All the data beneath this line is to be reproduced exactly.

Data items:
Start of Block

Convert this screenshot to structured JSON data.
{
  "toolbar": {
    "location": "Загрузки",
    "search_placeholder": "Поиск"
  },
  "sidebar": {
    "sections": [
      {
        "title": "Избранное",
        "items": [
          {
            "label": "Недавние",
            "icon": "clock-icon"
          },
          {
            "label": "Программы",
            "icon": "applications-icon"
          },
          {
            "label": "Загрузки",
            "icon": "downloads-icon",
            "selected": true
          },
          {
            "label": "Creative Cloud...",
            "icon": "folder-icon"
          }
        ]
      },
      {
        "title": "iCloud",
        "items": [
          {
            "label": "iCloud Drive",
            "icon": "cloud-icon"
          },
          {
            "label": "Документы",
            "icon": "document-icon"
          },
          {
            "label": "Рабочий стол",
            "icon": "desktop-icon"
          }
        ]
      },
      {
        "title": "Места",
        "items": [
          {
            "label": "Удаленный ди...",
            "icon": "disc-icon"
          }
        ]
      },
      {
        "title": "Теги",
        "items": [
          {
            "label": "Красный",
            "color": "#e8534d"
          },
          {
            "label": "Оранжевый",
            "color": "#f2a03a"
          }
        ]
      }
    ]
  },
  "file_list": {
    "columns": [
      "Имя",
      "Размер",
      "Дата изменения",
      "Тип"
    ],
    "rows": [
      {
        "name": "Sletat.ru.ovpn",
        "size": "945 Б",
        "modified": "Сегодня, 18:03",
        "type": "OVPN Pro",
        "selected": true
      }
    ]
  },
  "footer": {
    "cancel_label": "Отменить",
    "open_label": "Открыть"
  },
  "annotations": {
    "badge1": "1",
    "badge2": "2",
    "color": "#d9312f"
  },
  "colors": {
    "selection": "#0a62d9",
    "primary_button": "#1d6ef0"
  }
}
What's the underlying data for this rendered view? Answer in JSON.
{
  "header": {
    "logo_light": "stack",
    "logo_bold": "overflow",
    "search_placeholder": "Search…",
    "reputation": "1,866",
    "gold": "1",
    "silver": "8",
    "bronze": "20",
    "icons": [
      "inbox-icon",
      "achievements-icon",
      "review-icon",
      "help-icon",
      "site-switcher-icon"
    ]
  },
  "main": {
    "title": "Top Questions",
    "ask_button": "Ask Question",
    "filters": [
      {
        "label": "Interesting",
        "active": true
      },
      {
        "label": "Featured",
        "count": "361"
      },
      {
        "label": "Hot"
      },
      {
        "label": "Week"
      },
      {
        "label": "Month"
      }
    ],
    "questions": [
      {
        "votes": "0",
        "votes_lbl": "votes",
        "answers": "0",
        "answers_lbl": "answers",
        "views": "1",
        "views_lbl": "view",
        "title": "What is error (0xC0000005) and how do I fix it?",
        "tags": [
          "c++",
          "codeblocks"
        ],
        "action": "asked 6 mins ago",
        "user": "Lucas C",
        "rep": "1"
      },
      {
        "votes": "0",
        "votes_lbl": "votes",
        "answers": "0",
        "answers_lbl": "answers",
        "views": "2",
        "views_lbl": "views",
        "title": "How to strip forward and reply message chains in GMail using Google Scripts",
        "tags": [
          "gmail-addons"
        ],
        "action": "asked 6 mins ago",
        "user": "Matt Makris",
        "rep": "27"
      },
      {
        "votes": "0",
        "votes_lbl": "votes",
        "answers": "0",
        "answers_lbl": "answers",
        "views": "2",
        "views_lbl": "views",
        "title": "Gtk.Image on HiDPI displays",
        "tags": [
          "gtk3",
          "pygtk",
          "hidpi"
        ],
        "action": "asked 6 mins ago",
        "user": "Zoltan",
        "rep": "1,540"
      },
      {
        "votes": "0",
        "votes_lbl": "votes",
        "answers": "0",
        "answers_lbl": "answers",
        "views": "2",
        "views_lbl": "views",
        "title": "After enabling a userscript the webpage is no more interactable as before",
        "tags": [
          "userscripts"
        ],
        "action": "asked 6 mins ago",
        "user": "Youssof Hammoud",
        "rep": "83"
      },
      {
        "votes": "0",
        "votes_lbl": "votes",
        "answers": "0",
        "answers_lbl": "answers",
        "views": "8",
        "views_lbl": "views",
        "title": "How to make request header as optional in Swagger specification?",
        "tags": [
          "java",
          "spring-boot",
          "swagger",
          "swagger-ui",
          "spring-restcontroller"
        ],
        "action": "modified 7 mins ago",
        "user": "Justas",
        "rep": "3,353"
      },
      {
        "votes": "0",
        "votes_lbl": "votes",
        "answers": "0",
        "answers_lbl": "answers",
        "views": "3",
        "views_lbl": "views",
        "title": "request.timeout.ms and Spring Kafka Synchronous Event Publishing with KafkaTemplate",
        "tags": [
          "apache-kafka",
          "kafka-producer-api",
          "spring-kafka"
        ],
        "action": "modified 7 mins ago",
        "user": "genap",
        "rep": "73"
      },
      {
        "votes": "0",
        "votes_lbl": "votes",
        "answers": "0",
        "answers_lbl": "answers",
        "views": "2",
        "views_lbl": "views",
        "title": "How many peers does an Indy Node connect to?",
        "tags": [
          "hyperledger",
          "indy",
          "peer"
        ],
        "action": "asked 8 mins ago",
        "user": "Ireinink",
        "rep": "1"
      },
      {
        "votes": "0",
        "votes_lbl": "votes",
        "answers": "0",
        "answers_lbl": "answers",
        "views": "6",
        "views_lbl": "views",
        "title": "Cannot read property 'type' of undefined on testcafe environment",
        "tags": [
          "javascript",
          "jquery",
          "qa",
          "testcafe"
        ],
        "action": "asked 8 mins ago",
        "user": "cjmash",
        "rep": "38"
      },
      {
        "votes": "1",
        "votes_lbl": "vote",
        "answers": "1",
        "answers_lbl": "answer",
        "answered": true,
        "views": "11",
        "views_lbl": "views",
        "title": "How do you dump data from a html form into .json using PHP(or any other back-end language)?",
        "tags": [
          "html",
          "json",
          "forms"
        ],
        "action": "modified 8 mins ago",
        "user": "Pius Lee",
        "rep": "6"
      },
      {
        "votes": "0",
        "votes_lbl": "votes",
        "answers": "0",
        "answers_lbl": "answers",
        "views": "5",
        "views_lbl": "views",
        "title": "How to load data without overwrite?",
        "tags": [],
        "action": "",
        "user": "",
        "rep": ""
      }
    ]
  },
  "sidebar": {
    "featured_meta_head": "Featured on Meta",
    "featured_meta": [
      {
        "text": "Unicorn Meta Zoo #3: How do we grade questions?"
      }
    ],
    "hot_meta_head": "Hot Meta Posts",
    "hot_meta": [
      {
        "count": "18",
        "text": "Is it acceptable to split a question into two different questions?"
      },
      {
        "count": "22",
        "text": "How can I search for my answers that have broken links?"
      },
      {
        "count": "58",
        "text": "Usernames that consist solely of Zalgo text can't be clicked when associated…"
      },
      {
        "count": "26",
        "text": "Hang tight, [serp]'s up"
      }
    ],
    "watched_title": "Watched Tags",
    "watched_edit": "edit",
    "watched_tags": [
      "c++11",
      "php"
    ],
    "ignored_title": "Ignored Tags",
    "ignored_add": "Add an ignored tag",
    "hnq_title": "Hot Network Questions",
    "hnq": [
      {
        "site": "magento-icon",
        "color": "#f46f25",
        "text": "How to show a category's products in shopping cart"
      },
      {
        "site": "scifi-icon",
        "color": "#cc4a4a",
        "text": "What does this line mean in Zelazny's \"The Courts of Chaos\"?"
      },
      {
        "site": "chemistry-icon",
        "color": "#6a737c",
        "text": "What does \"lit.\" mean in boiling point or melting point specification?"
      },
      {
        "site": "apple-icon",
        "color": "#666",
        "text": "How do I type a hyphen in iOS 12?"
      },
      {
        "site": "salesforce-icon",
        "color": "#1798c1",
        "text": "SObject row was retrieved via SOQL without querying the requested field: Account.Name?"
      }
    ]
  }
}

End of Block

ANSWER BOX:
Convert this screenshot to structured JSON data.
{
  "toolbar": {
    "location": "Загрузки",
    "search_placeholder": "Поиск"
  },
  "sidebar": {
    "sections": [
      {
        "title": "Избранное",
        "items": [
          {
            "label": "Недавние",
            "icon": "clock-icon"
          },
          {
            "label": "Программы",
            "icon": "applications-icon"
          },
          {
            "label": "Загрузки",
            "icon": "downloads-icon",
            "selected": true
          },
          {
            "label": "Creative Cloud...",
            "icon": "folder-icon"
          }
        ]
      },
      {
        "title": "iCloud",
        "items": [
          {
            "label": "iCloud Drive",
            "icon": "cloud-icon"
          },
          {
            "label": "Документы",
            "icon": "document-icon"
          },
          {
            "label": "Рабочий стол",
            "icon": "desktop-icon"
          }
        ]
      },
      {
        "title": "Места",
        "items": [
          {
            "label": "Удаленный ди...",
            "icon": "disc-icon"
          }
        ]
      },
      {
        "title": "Теги",
        "items": [
          {
            "label": "Красный",
            "color": "#e8534d"
          },
          {
            "label": "Оранжевый",
            "color": "#f2a03a"
          }
        ]
      }
    ]
  },
  "file_list": {
    "columns": [
      "Имя",
      "Размер",
      "Дата изменения",
      "Тип"
    ],
    "rows": [
      {
        "name": "Sletat.ru.ovpn",
        "size": "945 Б",
        "modified": "Сегодня, 18:03",
        "type": "OVPN Pro",
        "selected": true
      }
    ]
  },
  "footer": {
    "cancel_label": "Отменить",
    "open_label": "Открыть"
  },
  "annotations": {
    "badge1": "1",
    "badge2": "2",
    "color": "#d9312f"
  },
  "colors": {
    "selection": "#0a62d9",
    "primary_button": "#1d6ef0"
  }
}
What's the underlying data for this rendered view? Answer in JSON.
{
  "header": {
    "logo_light": "stack",
    "logo_bold": "overflow",
    "search_placeholder": "Search…",
    "reputation": "1,866",
    "gold": "1",
    "silver": "8",
    "bronze": "20",
    "icons": [
      "inbox-icon",
      "achievements-icon",
      "review-icon",
      "help-icon",
      "site-switcher-icon"
    ]
  },
  "main": {
    "title": "Top Questions",
    "ask_button": "Ask Question",
    "filters": [
      {
        "label": "Interesting",
        "active": true
      },
      {
        "label": "Featured",
        "count": "361"
      },
      {
        "label": "Hot"
      },
      {
        "label": "Week"
      },
      {
        "label": "Month"
      }
    ],
    "questions": [
      {
        "votes": "0",
        "votes_lbl": "votes",
        "answers": "0",
        "answers_lbl": "answers",
        "views": "1",
        "views_lbl": "view",
        "title": "What is error (0xC0000005) and how do I fix it?",
        "tags": [
          "c++",
          "codeblocks"
        ],
        "action": "asked 6 mins ago",
        "user": "Lucas C",
        "rep": "1"
      },
      {
        "votes": "0",
        "votes_lbl": "votes",
        "answers": "0",
        "answers_lbl": "answers",
        "views": "2",
        "views_lbl": "views",
        "title": "How to strip forward and reply message chains in GMail using Google Scripts",
        "tags": [
          "gmail-addons"
        ],
        "action": "asked 6 mins ago",
        "user": "Matt Makris",
        "rep": "27"
      },
      {
        "votes": "0",
        "votes_lbl": "votes",
        "answers": "0",
        "answers_lbl": "answers",
        "views": "2",
        "views_lbl": "views",
        "title": "Gtk.Image on HiDPI displays",
        "tags": [
          "gtk3",
          "pygtk",
          "hidpi"
        ],
        "action": "asked 6 mins ago",
        "user": "Zoltan",
        "rep": "1,540"
      },
      {
        "votes": "0",
        "votes_lbl": "votes",
        "answers": "0",
        "answers_lbl": "answers",
        "views": "2",
        "views_lbl": "views",
        "title": "After enabling a userscript the webpage is no more interactable as before",
        "tags": [
          "userscripts"
        ],
        "action": "asked 6 mins ago",
        "user": "Youssof Hammoud",
        "rep": "83"
      },
      {
        "votes": "0",
        "votes_lbl": "votes",
        "answers": "0",
        "answers_lbl": "answers",
        "views": "8",
        "views_lbl": "views",
        "title": "How to make request header as optional in Swagger specification?",
        "tags": [
          "java",
          "spring-boot",
          "swagger",
          "swagger-ui",
          "spring-restcontroller"
        ],
        "action": "modified 7 mins ago",
        "user": "Justas",
        "rep": "3,353"
      },
      {
        "votes": "0",
        "votes_lbl": "votes",
        "answers": "0",
        "answers_lbl": "answers",
        "views": "3",
        "views_lbl": "views",
        "title": "request.timeout.ms and Spring Kafka Synchronous Event Publishing with KafkaTemplate",
        "tags": [
          "apache-kafka",
          "kafka-producer-api",
          "spring-kafka"
        ],
        "action": "modified 7 mins ago",
        "user": "genap",
        "rep": "73"
      },
      {
        "votes": "0",
        "votes_lbl": "votes",
        "answers": "0",
        "answers_lbl": "answers",
        "views": "2",
        "views_lbl": "views",
        "title": "How many peers does an Indy Node connect to?",
        "tags": [
          "hyperledger",
          "indy",
          "peer"
        ],
        "action": "asked 8 mins ago",
        "user": "Ireinink",
        "rep": "1"
      },
      {
        "votes": "0",
        "votes_lbl": "votes",
        "answers": "0",
        "answers_lbl": "answers",
        "views": "6",
        "views_lbl": "views",
        "title": "Cannot read property 'type' of undefined on testcafe environment",
        "tags": [
          "javascript",
          "jquery",
          "qa",
          "testcafe"
        ],
        "action": "asked 8 mins ago",
        "user": "cjmash",
        "rep": "38"
      },
      {
        "votes": "1",
        "votes_lbl": "vote",
        "answers": "1",
        "answers_lbl": "answer",
        "answered": true,
        "views": "11",
        "views_lbl": "views",
        "title": "How do you dump data from a html form into .json using PHP(or any other back-end language)?",
        "tags": [
          "html",
          "json",
          "forms"
        ],
        "action": "modified 8 mins ago",
        "user": "Pius Lee",
        "rep": "6"
      },
      {
        "votes": "0",
        "votes_lbl": "votes",
        "answers": "0",
        "answers_lbl": "answers",
        "views": "5",
        "views_lbl": "views",
        "title": "How to load data without overwrite?",
        "tags": [],
        "action": "",
        "user": "",
        "rep": ""
      }
    ]
  },
  "sidebar": {
    "featured_meta_head": "Featured on Meta",
    "featured_meta": [
      {
        "text": "Unicorn Meta Zoo #3: How do we grade questions?"
      }
    ],
    "hot_meta_head": "Hot Meta Posts",
    "hot_meta": [
      {
        "count": "18",
        "text": "Is it acceptable to split a question into two different questions?"
      },
      {
        "count": "22",
        "text": "How can I search for my answers that have broken links?"
      },
      {
        "count": "58",
        "text": "Usernames that consist solely of Zalgo text can't be clicked when associated…"
      },
      {
        "count": "26",
        "text": "Hang tight, [serp]'s up"
      }
    ],
    "watched_title": "Watched Tags",
    "watched_edit": "edit",
    "watched_tags": [
      "c++11",
      "php"
    ],
    "ignored_title": "Ignored Tags",
    "ignored_add": "Add an ignored tag",
    "hnq_title": "Hot Network Questions",
    "hnq": [
      {
        "site": "magento-icon",
        "color": "#f46f25",
        "text": "How to show a category's products in shopping cart"
      },
      {
        "site": "scifi-icon",
        "color": "#cc4a4a",
        "text": "What does this line mean in Zelazny's \"The Courts of Chaos\"?"
      },
      {
        "site": "chemistry-icon",
        "color": "#6a737c",
        "text": "What does \"lit.\" mean in boiling point or melting point specification?"
      },
      {
        "site": "apple-icon",
        "color": "#666",
        "text": "How do I type a hyphen in iOS 12?"
      },
      {
        "site": "salesforce-icon",
        "color": "#1798c1",
        "text": "SObject row was retrieved via SOQL without querying the requested field: Account.Name?"
      }
    ]
  }
}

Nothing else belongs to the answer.